Earlier this month, the United Nations Committee Against Torture (CAT) expressed concern over the dangerous and discredited practice of conversion therapy being used on LGBT youth in the United States. This historic development came right after leaders from the National Center for Lesbian Rights' (NCLR) #BornPerfect campaign, Samantha Ames and Samuel Brinton, testified before the Committee and the U.S. State Department and asked them to address the practice with the U.S. government.
"For the first time, a United Nations committee recognized that conversion therapy is an issue of international human rights," said Ames, NCLR's #BornPerfect Campaign Coordinator. "We are incredibly grateful to the Committee Against Torture for raising up the voices of conversion therapy survivors, and ensuring their suffering is finally being vindicated. Today was a historic day for LGBT people in the United States and around the world. There is no going back."
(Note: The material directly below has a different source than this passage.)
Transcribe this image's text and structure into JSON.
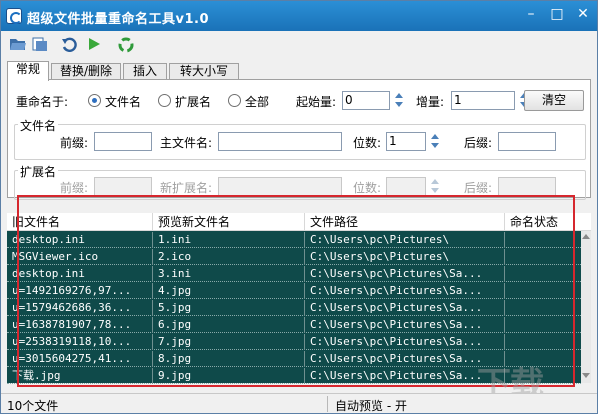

Along with other signatories to the Convention Against Torture, the U.S. is reviewed by CAT about its compliance with the convention, which prevents both torture and cruel, inhuman and degrading treatment. In addition to conversion therapy, issues such as police violence, detention of prisoners in Guantanamo Bay and the sexual abuse of children by priests were raised as matters for the U.S. to address. The American delegation will have a chance to respond to these issues.
CAT members Jens Modvig of Denmark, Sabtyabhoosun Gupt Domah of Mauritius and Sapana Pradhan Malla of Nepal, repeatedly asked U.S. Department of State representatives why conversion therapy is still being practiced on LGBT youth despite the fact that it has been condemned by every major medical organization, and is known to lead to severe depression and even suicide.
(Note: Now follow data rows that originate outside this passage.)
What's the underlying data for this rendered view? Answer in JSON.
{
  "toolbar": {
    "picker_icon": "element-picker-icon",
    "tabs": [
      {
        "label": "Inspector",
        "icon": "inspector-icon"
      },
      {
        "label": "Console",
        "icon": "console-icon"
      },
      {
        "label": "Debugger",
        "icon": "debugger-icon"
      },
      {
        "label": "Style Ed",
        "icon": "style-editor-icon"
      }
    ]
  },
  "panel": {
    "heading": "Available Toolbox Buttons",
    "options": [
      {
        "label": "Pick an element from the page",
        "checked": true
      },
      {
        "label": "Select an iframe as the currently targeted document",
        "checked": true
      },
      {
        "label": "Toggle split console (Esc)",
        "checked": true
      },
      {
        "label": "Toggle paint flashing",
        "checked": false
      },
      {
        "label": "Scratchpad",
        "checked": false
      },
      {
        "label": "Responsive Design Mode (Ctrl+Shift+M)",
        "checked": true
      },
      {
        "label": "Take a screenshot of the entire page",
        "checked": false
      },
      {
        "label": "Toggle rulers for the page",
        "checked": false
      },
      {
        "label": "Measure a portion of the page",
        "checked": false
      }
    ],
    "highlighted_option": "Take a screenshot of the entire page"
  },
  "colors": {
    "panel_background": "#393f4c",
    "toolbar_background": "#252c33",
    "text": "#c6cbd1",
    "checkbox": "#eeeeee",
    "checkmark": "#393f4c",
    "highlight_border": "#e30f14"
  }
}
"Hearing CAT bring this issue forward is a moment I will never forget," said Brinton, a co-chair of the #BornPerfect Advisory Committee who testified about his experience as a conversion therapy survivor. "Survivors generally feel that no one cares about the cruel, inhuman, and degrading treatment we suffered in conversion therapy. Somebody cares now. The Committee just used its voice to bring this issue forward and we survivors are never going to be silenced again."
NCLR's #BornPerfect campaign is a national effort aimed at ending conversion therapy in the next five years by passing laws across the country to protect LGBT youth, fighting in courtrooms to ensure their safety, and raising awareness about the serious harms caused by these dangerous practices.
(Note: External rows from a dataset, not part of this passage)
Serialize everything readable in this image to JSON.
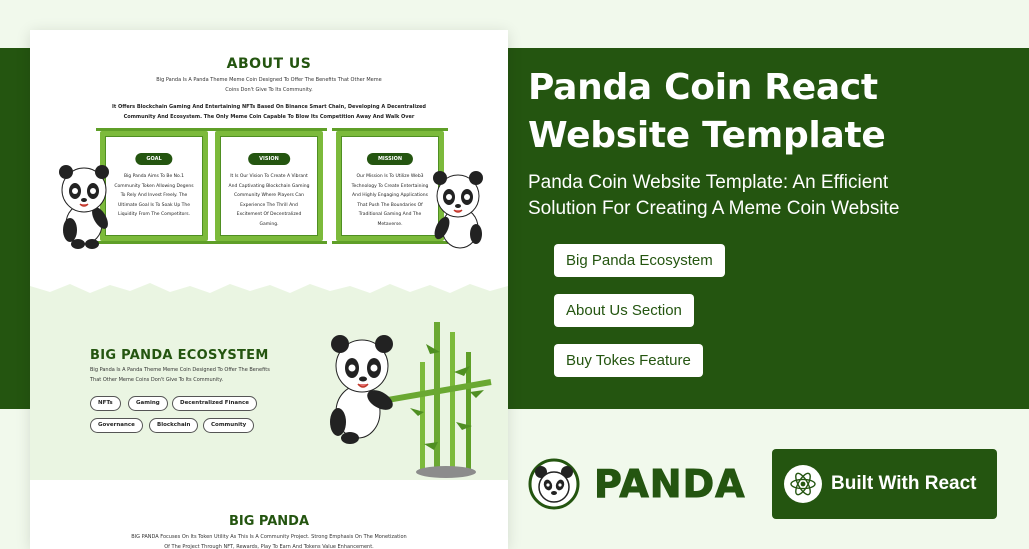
{
  "colors": {
    "brand_green": "#245510",
    "bamboo_green": "#7cba3b",
    "page_bg": "#f1f9ec",
    "white": "#ffffff"
  },
  "preview": {
    "about": {
      "title": "ABOUT US",
      "intro": "Big Panda Is A Panda Theme Meme Coin Designed To Offer The Benefits That Other Meme Coins Don't Give To Its Community.",
      "highlight": "It Offers Blockchain Gaming And Entertaining NFTs Based On Binance Smart Chain, Developing A Decentralized Community And Ecosystem. The Only Meme Coin Capable To Blow Its Competition Away And Walk Over",
      "cards": [
        {
          "label": "GOAL",
          "text": "Big Panda Aims To Be No.1 Community Token Allowing Degens To Rely And Invest Freely. The Ultimate Goal Is To Soak Up The Liquidity From The Competitors."
        },
        {
          "label": "VISION",
          "text": "It Is Our Vision To Create A Vibrant And Captivating Blockchain Gaming Community Where Players Can Experience The Thrill And Excitement Of Decentralized Gaming."
        },
        {
          "label": "MISSION",
          "text": "Our Mission Is To Utilize Web3 Technology To Create Entertaining And Highly Engaging Applications That Push The Boundaries Of Traditional Gaming And The Metaverse."
        }
      ]
    },
    "ecosystem": {
      "title": "BIG PANDA ECOSYSTEM",
      "text": "Big Panda Is A Panda Theme Meme Coin Designed To Offer The Benefits That Other Meme Coins Don't Give To Its Community.",
      "tags": [
        "NFTs",
        "Gaming",
        "Decentralized Finance",
        "Governance",
        "Blockchain",
        "Community"
      ]
    },
    "big_panda": {
      "title": "BIG PANDA",
      "text": "BIG PANDA Focuses On Its Token Utility As This Is A Community Project. Strong Emphasis On The Monetization Of The Project Through NFT, Rewards, Play To Earn And Tokens Value Enhancement."
    }
  },
  "hero": {
    "title_line1": "Panda Coin React",
    "title_line2": "Website Template",
    "subtitle_line1": "Panda Coin Website Template: An Efficient",
    "subtitle_line2": "Solution For Creating A Meme Coin Website",
    "features": [
      "Big Panda Ecosystem",
      "About Us Section",
      "Buy Tokes Feature"
    ]
  },
  "brand": {
    "name": "PANDA",
    "logo_icon": "panda-face-icon"
  },
  "react_badge": {
    "label": "Built With React",
    "icon": "react-atom-icon"
  }
}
For more information, visit www.NCLRights.org/BornPerfect.
From our media partner EDGE